As corn dries and matures in the field, it accumulates more starch. “In theory, more starch/less fiber would be a good thing from an energy standpoint,” said Goeser. “But what we see is a drop off in starch digestibility. The optimal point for grain harvest in the field is around 64% to 70% moisture. As moisture drops to below 60% moisture, fiber digestibility decreases.”

Making the most of silage

Factors such as diet, digestibility, animal performance and feed conversion efficiency are tied tightly to profitability and can have a considerable range with silage. Photo by Sally Colby

The tendency is to harvest drier silage to capture more starch. “I’m not a fan of that idea because the drop off in fiber and starch digestibility coupled with the risk factor of what may happen if we let corn for silage get a little bit drier if we don’t get it harvested as quickly and fermentation isn’t as strong,” said Goeser. “Risk coupled with nutrient digestibility would lead us to think about harvesting a little bit on the wetter side to end up with higher quality silage.” 

Kernel processing scores (KPS) have increased thanks to a combination of research and improvements in harvesting equipment. The new KPS goal is 75% to 80%. Goeser said the latter figure is possible, adding that KPS increases through fermentation. “A 60% KPS at day zero will equate to roughly 65% to 68% KPS after 120 to 240 days,” he said. “Set your goal five to 10 units below where you want it to be if you’re checking KPS at harvest.” 

Goeser considers inoculants as an insurance policy to preserve every possible pound of digestible nutrient. “Corn silage is prone to yeast and mold deterioration upon feed out,” he said. “There are a couple of goals we can achieve. One is preserving feed as fast as possible after it’s sealed, and the other is more stable and cleaner feed upon feed out. Both upfront fermentation and feed out stability are important relative to preserving and achieving feed out of every ton we put in the silo.” 

If it takes weeks to fill a bunker or pile, the crop quickly loses feed value. Goeser recommended making smaller piles that can be covered. For packing and covering, he suggested for every 100 tons delivered to the pile, multiply by 800 to determine the amount of weight in the pack tractors to effectively pack the pile. 

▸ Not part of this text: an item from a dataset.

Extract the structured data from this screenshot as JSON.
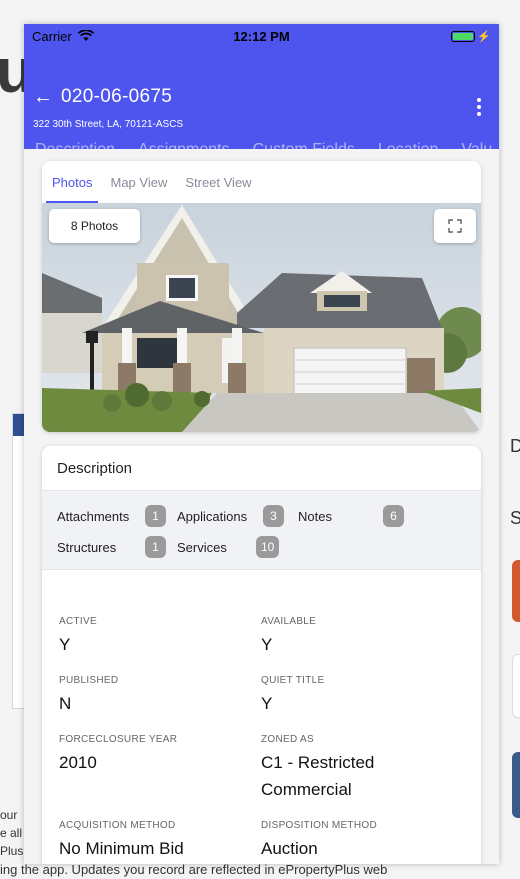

Cover bunkers and piles as soon as possible. Leaving a pile open for an extra day or two, especially if there’s unexpected rainfall, can have detrimental effects on at least the top foot and up to three to four feet of the pile upon feed out, even if spoiled feed is removed. 

Not long after corn silage harvest is finished, farmers select seed corn for the next year. “We tend to look at what brings value to silage quality and take that into account for seed selection,” said Goeser. “We look for good yielding silage, fiber digestibility and, in some cases, we can consider unique corn for silage such as brown midrib corn (BMR).” BMR and conventional corn are distinct and achieve very different objectives. BMR has higher fiber digestibility but lacks starch and grain content so farmers will need to consider supplementing the ration.

by Sally Colby